As for the previous embodiment described above, the sources may be addressed simultaneously or in sequence source after source, row after row or column after column to reproduce an image dot by dot (pixel by pixel) on the film. Image data or the information to be recorded may be stored in a computer memory.
The insolation time, in other words the X-ray emission time from each source, may be adjusted as a function of the transparency of the beryllium film that forms the window 42 of the X-ray tube, and as a function of the sensitivity of the film used.
In particular, the insolation time may be adjusted depending on whether the sensitive film is or is not equipped with a layer of light intensifying material.
FIG. 3 shows a particular embodiment of an envelope that enables easy manipulation of the sensitive medium and capable of writing information with an excellent contrast. The use of this type of envelope is particularly suitable for applications of the invention to radiology.
The envelope is formed by a box 50 made of a material opaque to visible light and transparent to X-rays, for example such as a carbon sheet.
The envelope contains a sensitive medium that in the case shown in FIG. 3 is a radiographic film 10. The film comprises a first area 10 a designed to record an radiography image and a second area 10 b on which information contained in the computer file will be recorded.
It is observed that the housing is equipped with a removable cache 52 opaque to X-rays which can be put into position on the box 50 to cover part of a region corresponding to the second area 10 b of the film. In the example shown, the cache 52 made of lead may be engaged sideways on box 50.

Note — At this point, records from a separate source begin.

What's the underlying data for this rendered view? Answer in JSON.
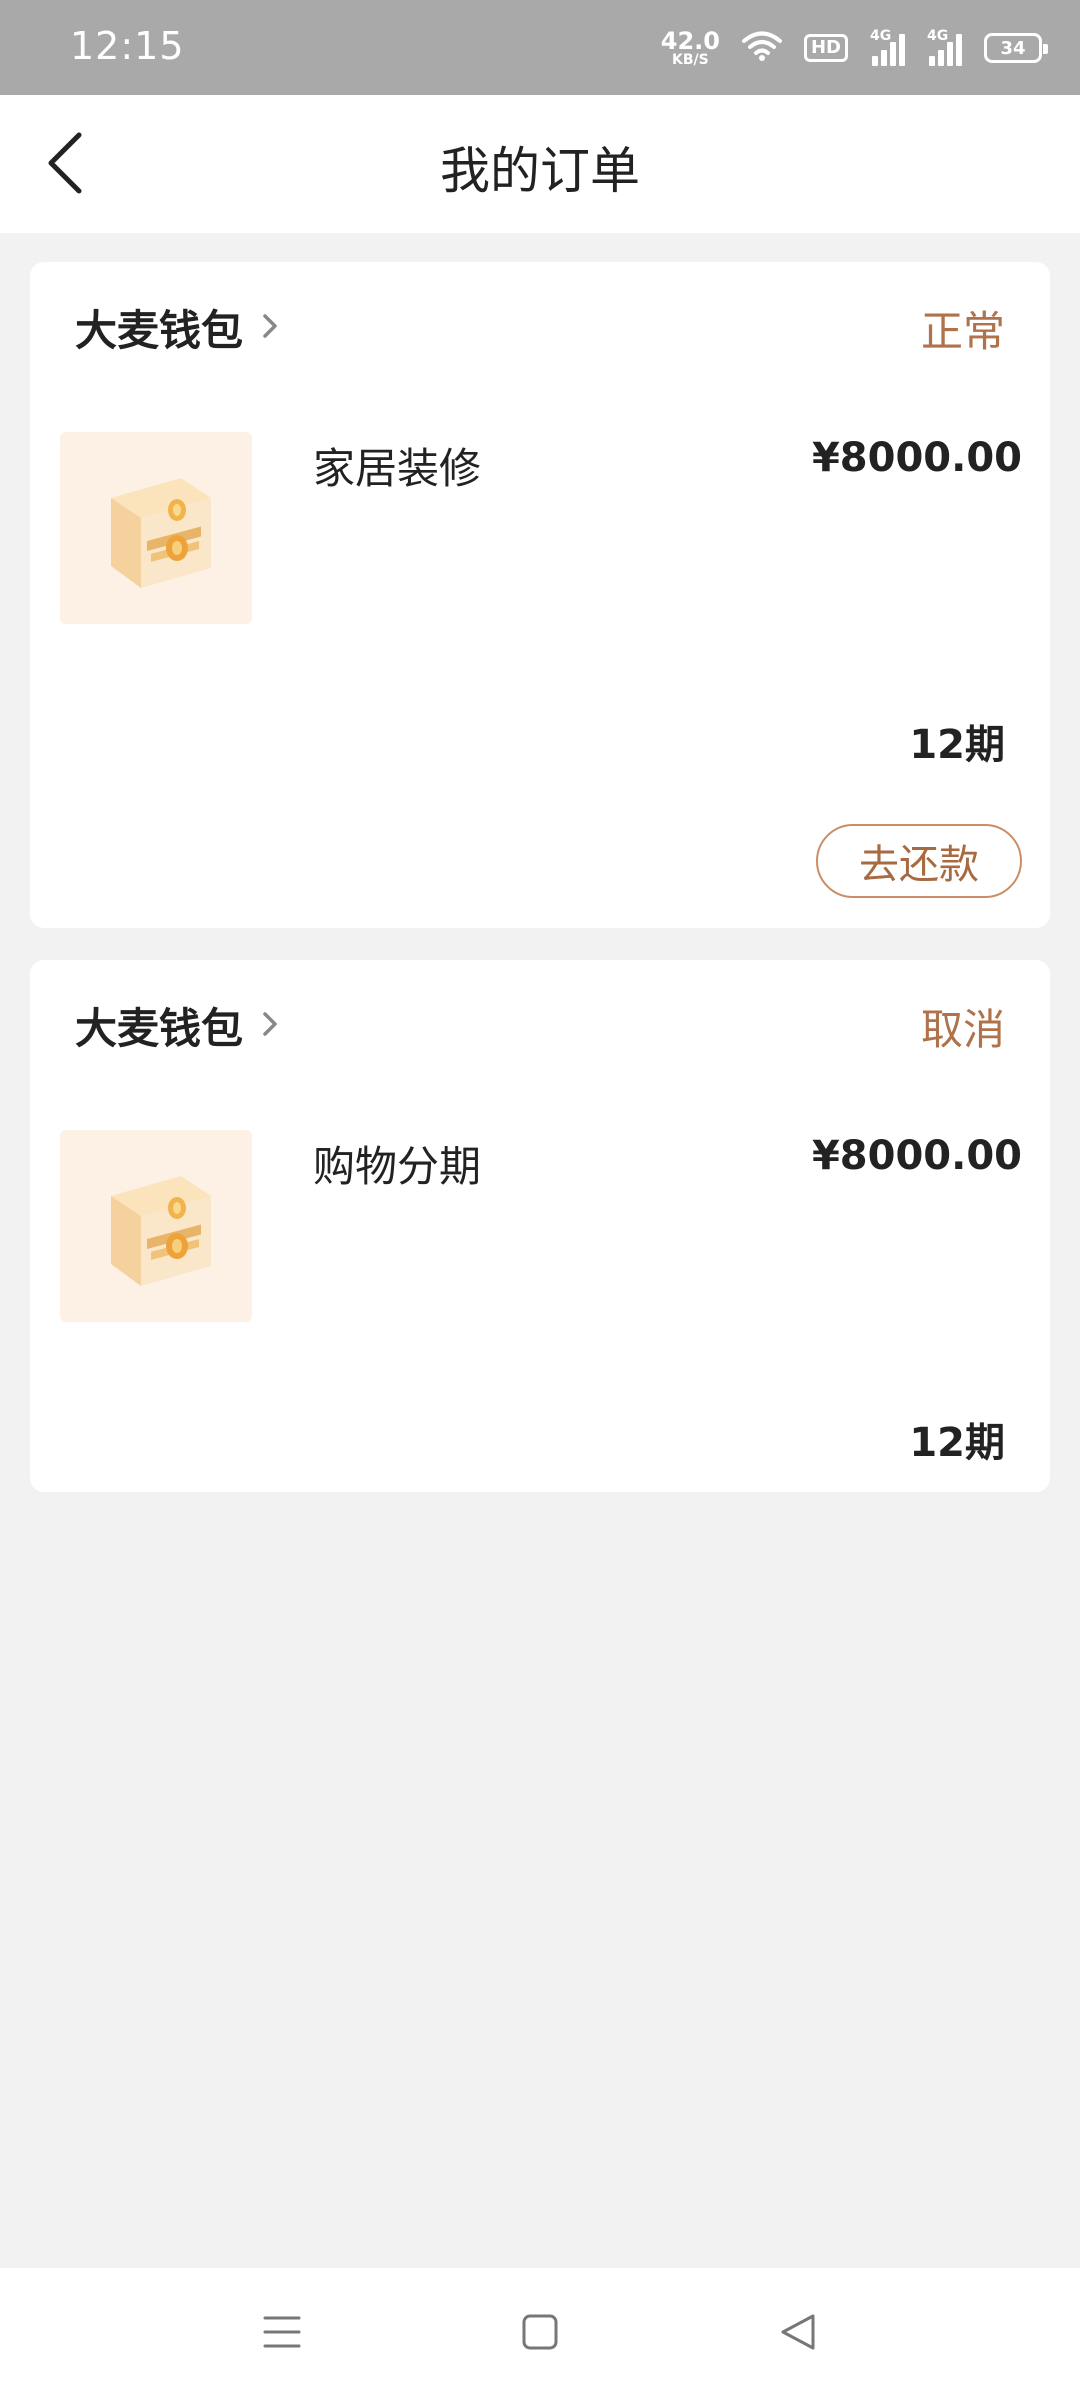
{
  "status_bar": {
    "time": "12:15",
    "net_speed_value": "42.0",
    "net_speed_unit": "KB/S",
    "hd_label": "HD",
    "signal_1_label": "4G",
    "signal_2_label": "4G",
    "battery_level": "34"
  },
  "header": {
    "title": "我的订单",
    "back_icon": "chevron-left-icon"
  },
  "orders": [
    {
      "merchant": "大麦钱包",
      "status": "正常",
      "product_name": "家居装修",
      "price": "¥8000.00",
      "installments": "12期",
      "action_label": "去还款"
    },
    {
      "merchant": "大麦钱包",
      "status": "取消",
      "product_name": "购物分期",
      "price": "¥8000.00",
      "installments": "12期"
    }
  ],
  "nav_bar": {
    "menu_icon": "menu-icon",
    "home_icon": "home-icon",
    "back_icon": "back-triangle-icon"
  },
  "colors": {
    "status_accent": "#b0724a",
    "button_border": "#c98e66",
    "page_background": "#f2f2f2",
    "status_bar_background": "#a9a9a9"
  }
}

The envelope formed of the box 50 and possibly the cache 52 makes it possible to manipulate the film in complete safety without any risk of exposing it to visible light.
Furthermore the film, with the envelope, may be put into place in a typical radiography instrument to form a radiographic image on the first area 10 a of the film. When the film is exposed to X-rays to form the radiography image, part 10 b is protected by the cache and will not be printed.
When information has been recorded on the film, which may take place before or after radiography, cache 52 is removed. A two-dimensional X-ray tube like that described above, is then placed adjacent to the housing 50 in the region corresponding to the area 10 b of the film.
Since this area of the film is protected when the radiographic image is formed, information may be recorded with an improved contrast.
As described above, the system according to the invention can be used to enter information such as alphabetic or numeric characters, bar codes, icons or logos, or previously memorized images, in area 10 b of the film.